It has been remarked, that even if no such direct testimony had been given, the hints that remain to us concerning the character and manners of these Sindi, the peculiar object of their worship, and their dissolute religious rites and sorceries, would leave no doubt as to the country from which they were derived.

It is from this region that the Indian merchants must have sailed who were shipwrecked in the Baltic, and presented by the king of the Suevi, or of the Batavi, to L. Metellus Celer, the pro-consul of Gaul; for they could not have been carried round from the continent of India to the north of Europe by the ocean. Various solutions of this difficulty have been attempted. It has been surmised that they might have been Greenlanders, or mariners from North America, or even painted Britons: but the fact cannot be disputed, that they are called plainly “Indians,” by all the authors who have recorded the fact, however improbable their appearance in those regions might have been.*

Their nautical habits were no doubt acquired originally in the Indian Ocean, and were inherited by generations of descendants. It is even highly probable that their inveterate addiction to piracies, which led to the Muhammadan conquest, and has only now been eradicated by the power of the British, may have been the cause of this national dislocation, which no sophistry, no contortion of reading, no difficulty of solution, can legitimately invalidate. The very term of ignobiles, applied to them by Ammianus Marcellinus (xxii. 8), and the curious expressions used by Valerius Flaccus (vi. 86),—

Degeneresque ruunt Sindi, glomerantque, paterno
nunc etiam metuentes verbera, turmas,—

imply a punishment and degradation, which are by no means suf­ficiently explained by reference to the anecdotes related by Hero-dotus (iv. 1-4), and Justin (ii. 5).*

Whether this degradation adheres to any of their descendants at the present time will form the subject of a future essay; but before closing the subject of these early Indian piracies, we should not omit to notice the evident alarm with which they always inspired the Persian monarchy, even in the days of its most absolute power. Strabo and Arrian inform us, that in order to protect their cities against piratical attacks, the Persians made the Tigris entirely in­accessible for navigation. The course of the stream was obstructed by masses of stone, which Alexander, on his return from India, caused to be removed for the furtherance of commercial intercourse. Inspired by the same dread, and not from religious motives, (as has been supposed), the Persians built no city of any note upon the sea­coast. *
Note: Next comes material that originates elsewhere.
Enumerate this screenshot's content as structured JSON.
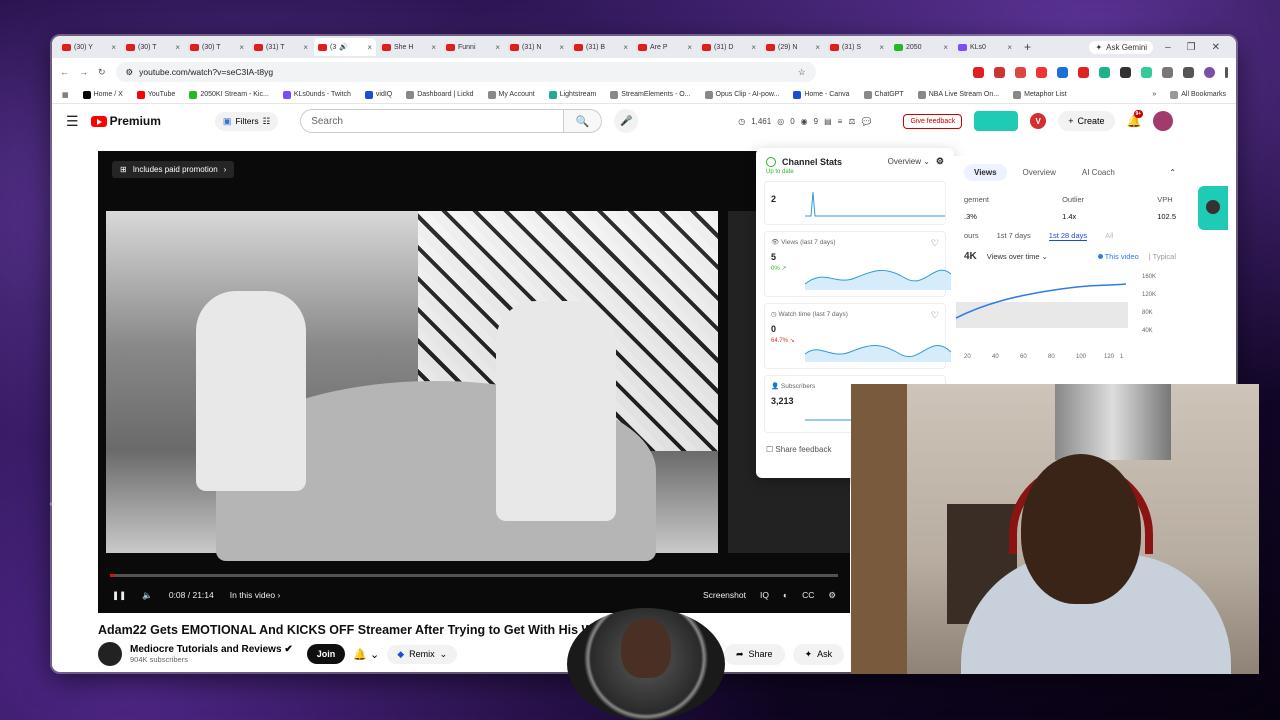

We may here make a passing allusion to another memorial of Indian connexion with these parts. The southern neighbours of these Euxine Sindi were the Kolchians. C. Ritter, in his Vorhalle, quoted at the end of this Note, asserts that they came originally from the west of India. Pindar* and Herodotus* both remark upon the darkness of their complexion. The latter also mentions that they were curly-headed. He states that he had satisfied himself, not only from the accounts of others, but from personal examination, that they were Egyptians, descended from a portion of the invading army of Sesostris, which had either been detached by that conqueror, or, being wearied with his wandering expedition, had remained, of their own accord, near the river Phasis. He also mentions the practice of circumcision, the fabrication of fine linen, the mode of living, and resemblance of language, as confirmatory of his view of an affinity between these nations. He has been followed by Diodorus and other ancient writers, as well as many modern scholars, who have endeavoured to account for this presumed connection.* I will not lengthen this Note by pursuing the enquiry; but will merely remark that this Egyptian relationship probably arises from some confusion (observable in several other passages of Herodotus), re­specting the connection between the continents of India and Ethiopia,—which pervaded the minds of poets and geographers from Homer* down to Ptolemy,* —or rather down to Idrísí and Marino Sanuto;* and which induced even Alexander, when he saw crocodiles in the Indus, although their existence therein had already been remarked by Herodotus, to conceive that that river was con­nected with the Nile, and that its navigation downwards would conduct into Egypt.*